Cardoza said the men followed him in their car to the intersection of 16th and V streets, where he stopped at a red light. One of the men got out, approached Cardoza's car, began pounding on it and tried to kick the car's side mirror. Cardoza, who had his car windows rolled up, yelled at the man, telling him that he was calling the police.
At that moment, Cardoza said, the men jumped back into their car and sped away. The entire incident lasted about two minutes, Cardoza said. He hopes the men will be arrested in order to keep them from attacking someone else. "It's a concern that we have these kinds of individuals in society," Cardoza said.
Cardoza said he wasn't sure of details about the car the men were driving, describing it to the CHP only as a sedan of an unknown make and year, covered in gray primer.
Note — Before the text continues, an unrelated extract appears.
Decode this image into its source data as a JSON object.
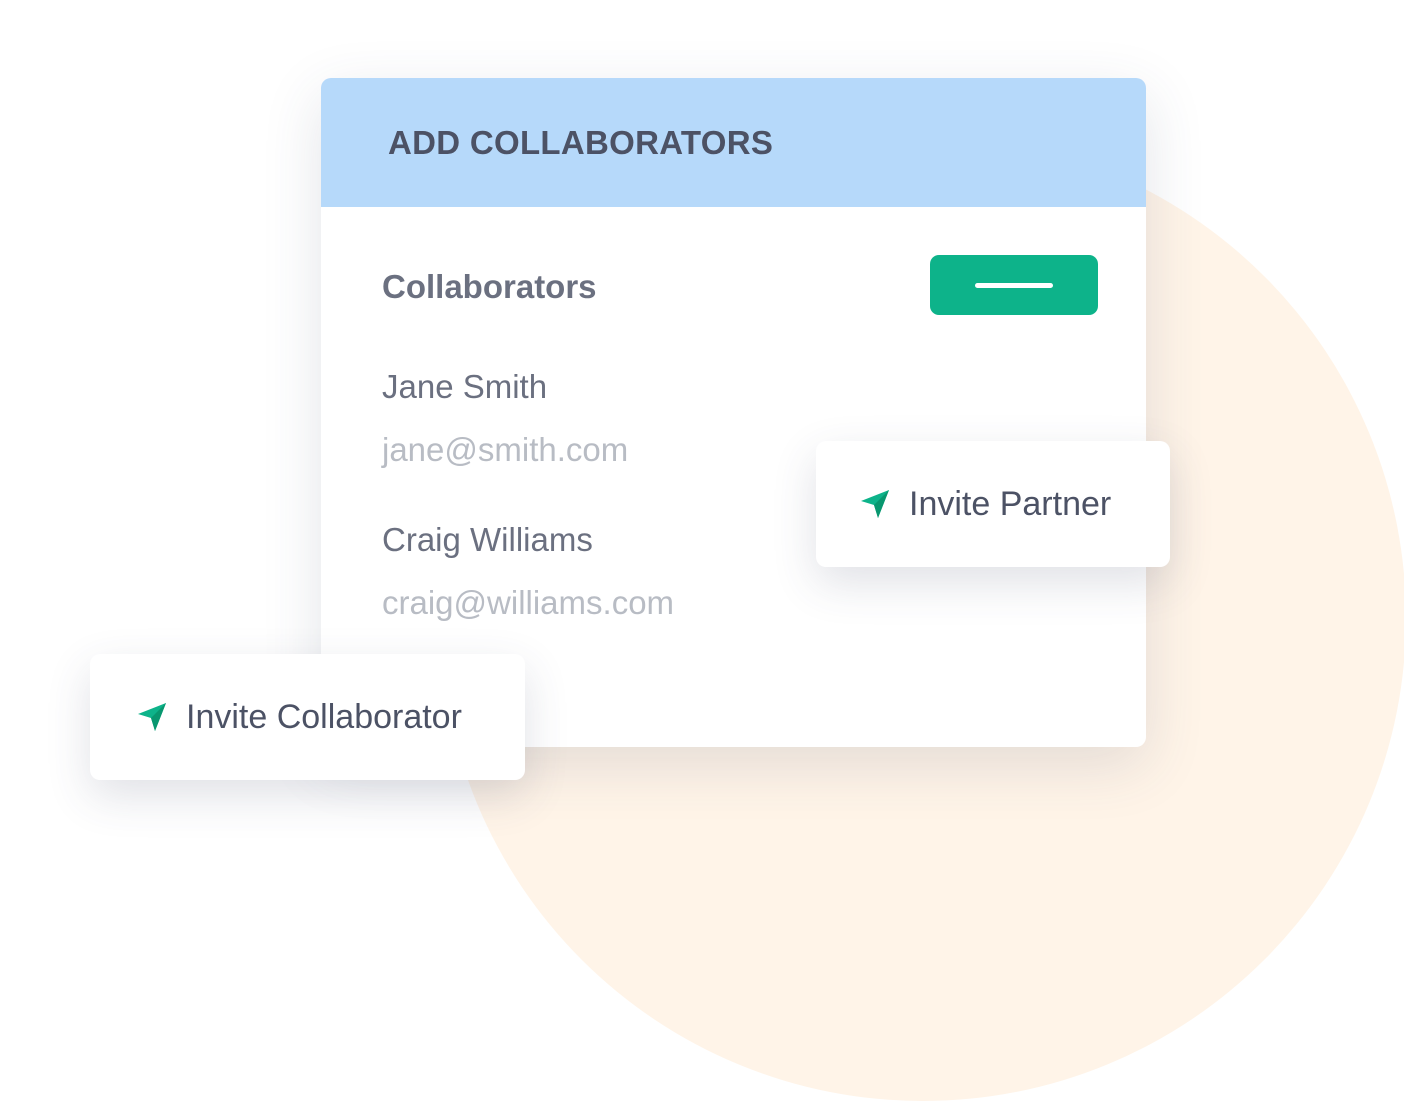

Officer Shane Ferriera, CHP spokesman, said Cardoza reported the incident at 2:15 p.m. -- about an hour and a half after it happened. Ferriera added that officers were told to be on the lookout for the vehicle, although no suspects have been arrested. Ferriera also said that the car is reported to be missing a bumper and had low suspension.
Ferriera said experiences like Cardoza's are not that uncommon. "It can happen not at all during the day, or we might get two or three (calls about road rage) depending on the circumstances," Ferriera said. "Normally, when we do get calls like this, the dispatcher does broadcast that out to the officers in the area, so if they are on duty and in the area, they can make a stop on those parties."
Road rage against a sitting U.S. congressman, however, doesn't happen every day. The fallout will probably even make the Congressional Record.